Due to the weather, some customers may experience late delivery of The Roanoke Times. We apologize for the delay.
Thursday, October 3, 2013
Cuccinelli benefits from energy conflict
The Ken Cuccinelli campaign ad about the war on coal states that the war on coal hurts the working poor. Does this mean that the coal industry does not pay a living wage?
If the coal industry does not pay a living wage, why would anyone want to defend it? Maybe it is time to replace the coal industry with one that will pay a living wage so the employees will have something else to look forward to other than a life of poverty.
In reality, the war on coal is more of a competition coal is facing from other energy sources, mainly natural gas. The coal industry is losing market share to natural gas because of the abundance of natural gas and its cost.
The plentiful supply of natural gas and its price has caused industries to switch from coal to natural gas, as we have heard in the local news recently. What the politicians say and do has little effect on the coal industry.
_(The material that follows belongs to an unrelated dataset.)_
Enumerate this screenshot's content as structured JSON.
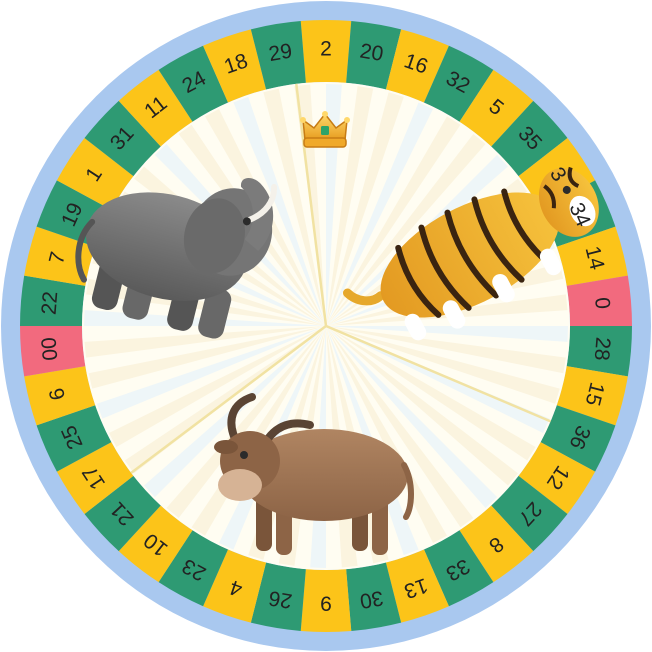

It is economics.
It has been alleged that Cuccinelli has received a contribution from the gas company, coal’s competition, for $100,000. He must also have received contributions from the coal companies since he is also championing their cause.
Cuccinelli is trying to have it both ways. As Cuccinelli must know, you can’t serve two masters.
JOHN E. VanLUIK
Religion can be a tool that divides
In “Religious views should be in the open” (Sept. 26 letter), Gail Lambert suggests the Constitution doesn’t prohibit employees of tax-supported entities from leading prayers at public functions, but she doesn’t provide her credentials in constitutional law.
At a minimum, religious activities sponsored by tax-supported entities are a bad idea because they disenfranchise some portion of the population.
Several years ago, I was the volunteer accompanist of a large choir at a public high school. Before every concert, the choir director told students to hold hands while she gave a Christian prayer, ignoring the fact that not all choir members were Christian or even religious. She might as well have said, “If you’re not a Christian, you’re not really a member of this choir.”
I thought the prayer was inappropriate but didn’t complain — which I now regret — because my children were students at the school. I didn’t want to make things difficult for them.
Lambert and others like her aren’t satisfied with the religious freedom we enjoy in this country, and want religion in every aspect of life, even if the religious freedom of others is violated. This attitude is a sign of zealotry.
Weather JournalMany very icy despite 'bust' claims